Welcome to the next post in our series about mindset. So far, we have looked at the importance of mindset in determining the reality we live in and operate from each day. We have seen the vital role that our beliefs about ourselves and others play in shaping our lives and relationships. And we have explored the brain’s bias toward the negative. Now we are going to talk about what to do with all this information and how to help yourself with your mindset every day.
Negative Emotional States Created by Betrayal
For betrayed partners there are three negative emotional states that tend to dominate the experience of betrayal trauma: powerlessness, shame and fear.
Betrayal brings most of us into contact with an incredible sense of powerlessness. We were powerless to stop the cheating, powerless to stop our partner’s lying, powerless to stop the pain we are now in, powerless to stop the betrayal period.
Because of this profound sense of powerlessness it can become easy to focus on it and to build references that support our powerlessness. References like:
- I must have done something to cause this.
- I am going to make sure this never happens to me again.
- I set boundaries, but they don’t change anything.
- I keep trying to talk to her, but it doesn’t do any good, she won’t _________ (fill in the blank).
These thoughts reinforce our sense of powerlessness and make us feel even more stuck and out of control.
The second emotional state partners can get stuck is in shame. Because cheating involves your partner choosing something or someone other than you and your relationship, it inherently carries the sting of shame. Shame makes us wonder:
- Am I desirable?
- What do they have that I don’t?
- Am I not enough or am I too much?
- What did I do wrong?
- Am I enough sexually? Am I too much sexually?
Shame can also make us flip to the other side of the spectrum where we stridently declare our innocence and the vilify the cheating partner as loudly as we can. We can find ourselves saying:
- He/She is a narcissistic abuser.
- Once a cheater always a cheater.
- Cheaters are empty at the core, and nothing can fill them.
- He/she is an intimacy anorexic and can’t do relationship.
We are doing what I call repudiating shame with these behaviors, because we are trying to attach the shame to the cheater instead of us. However, they are still shame-driven behaviors at the core.
The third emotional state partners can get stuck in is fear. And guess what? Fear is what drives the powerlessness and shame. So, in many ways, the primary emotional state that partners deal with after betrayal is fear.

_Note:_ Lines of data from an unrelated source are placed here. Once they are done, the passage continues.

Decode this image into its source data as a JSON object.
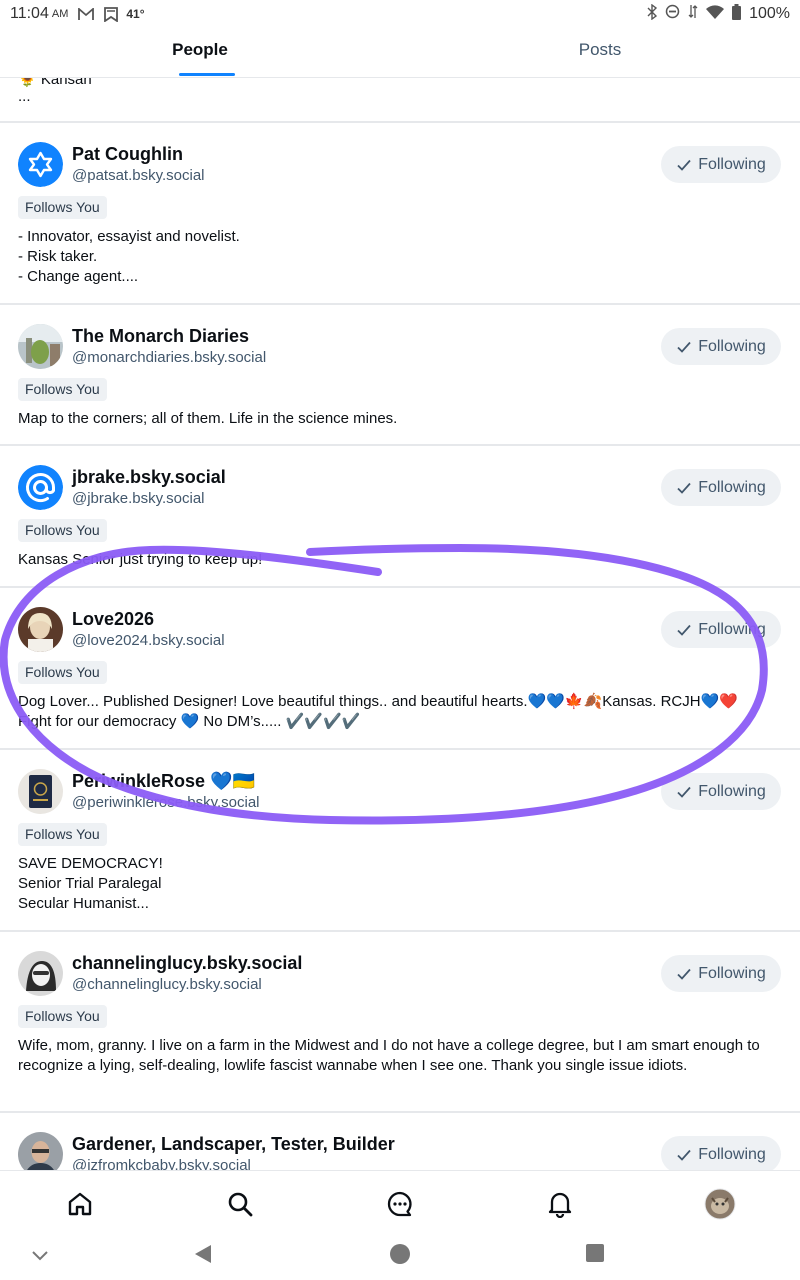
{
  "status_bar": {
    "time": "11:04",
    "ampm": "AM",
    "temperature": "41°",
    "battery": "100%"
  },
  "tabs": [
    {
      "label": "People",
      "active": true
    },
    {
      "label": "Posts",
      "active": false
    }
  ],
  "partial_card": {
    "line1": "🌻 Kansan",
    "line2": "..."
  },
  "people": [
    {
      "name": "Pat Coughlin",
      "handle": "@patsat.bsky.social",
      "badge": "Follows You",
      "button": "Following",
      "bio": "- Innovator, essayist and novelist.\n- Risk taker.\n- Change agent....",
      "avatar": "blue-star-avatar"
    },
    {
      "name": "The Monarch Diaries",
      "handle": "@monarchdiaries.bsky.social",
      "badge": "Follows You",
      "button": "Following",
      "bio": "Map to the corners; all of them.  Life in the science mines.",
      "avatar": "photo-avatar"
    },
    {
      "name": "jbrake.bsky.social",
      "handle": "@jbrake.bsky.social",
      "badge": "Follows You",
      "button": "Following",
      "bio": "Kansas Senior just trying to keep up!",
      "avatar": "default-at-avatar"
    },
    {
      "name": "Love2026",
      "handle": "@love2024.bsky.social",
      "badge": "Follows You",
      "button": "Following",
      "bio": "Dog Lover... Published Designer! Love beautiful things.. and beautiful hearts.💙💙🍁🍂Kansas. RCJH💙❤️\nFight for our democracy 💙 No DM’s..... ✔️✔️✔️✔️",
      "avatar": "photo-avatar"
    },
    {
      "name": "PeriwinkleRose 💙🇺🇦",
      "handle": "@periwinklerose.bsky.social",
      "badge": "Follows You",
      "button": "Following",
      "bio": "SAVE DEMOCRACY!\nSenior Trial Paralegal\nSecular Humanist...",
      "avatar": "passport-avatar"
    },
    {
      "name": "channelinglucy.bsky.social",
      "handle": "@channelinglucy.bsky.social",
      "badge": "Follows You",
      "button": "Following",
      "bio": "Wife, mom, granny. I live on a farm in the Midwest and I do not have a college degree, but I am smart enough to recognize a lying, self-dealing, lowlife fascist wannabe when I see one. Thank you single issue idiots.",
      "avatar": "photo-avatar"
    },
    {
      "name": "Gardener, Landscaper, Tester, Builder",
      "handle": "@jzfromkcbaby.bsky.social",
      "badge": "",
      "button": "Following",
      "bio": "",
      "avatar": "photo-avatar"
    }
  ],
  "colors": {
    "accent": "#1083fe",
    "annotation": "#8b5cf6",
    "button_bg": "#eef1f4"
  },
  "bottom_nav": [
    "home-icon",
    "search-icon",
    "chat-icon",
    "notifications-icon",
    "profile-avatar"
  ]
}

Fear at its core is always about relational disconnection: either from ourselves or others. We fear the loss of our connection to others, our sense of belonging and our safety in our relationships.
Fear underlies powerlessness because often we will choose to stay in powerlessness rather than set a boundary or ask for what we need. These empowering behaviors create a risk that the cheating partner may pull away from us or respond to our boundary negatively. Staying in powerlessness lets us avoid our fear of loss.
Fear also underlies shame. Shame makes us want to stay hidden because we fear exposure. We fear that if we are seen we will be found deficient in some way. The fear underneath our shame is that maybe at the end of the day we really are unlovable or unacceptable in some way.
These three emotional states – fear, powerlessness and shame – form the emotional soup that partners find themselves swimming in after betrayal. These emotional states drive the thinking patterns and beliefs that then drive our behaviors as we try to cope with the unthinkable.
Often, we are unaware of the thought patterns we are caught in. The thoughts and beliefs that we have about our experience of betrayal are unconscious, playing like a tape in the background that just keeps unspooling hour after hour. However, just because these thoughts are unconscious, and we lack awareness about them doesn’t mean they don’t matter. These thought patterns are what shape how we experience betrayal and how we heal (or don’t heal).
The more we focus our attention on thoughts that support these negative emotional states the more suffering we will experience. Because of the brain’s bias toward negative cognitions, these thoughts patterns will often occur almost automatically. Which means that changing this dynamic requires two key things: awareness and intentionality. We must become aware of the specific tapes that play in the background of our minds shaping our experience of ourselves and others and then we must intervene and change these tapes to something different.
If you feel stuck in powerlessness, fear and shame then join us in Braving Hope where you will learn the skills to move out of these negative emotional states into the freedom of empowerment and connection to your authentic self. Schedule a call now.
About the Author:
Michelle Mays, LPC, CSAT-S is the Founder of PartnerHope.com and the Center for Relational Recovery, an outpatient treatment center located in Northern Virginia. She has helped hundreds of betrayed partners and sexually addicted clients transform their lives and relationships. Michelle is the author of The Aftermath of Betrayal and When It All Breaks Bad and leads the field in identifying and crafting effective treatment strategies for betrayed partners.
Braving Hope is a ground-breaking coaching intensive for betrayed partners around the world. Working with Michelle will help you to move out of the devastation of betrayal, relieve your trauma symptoms and reclaim your life.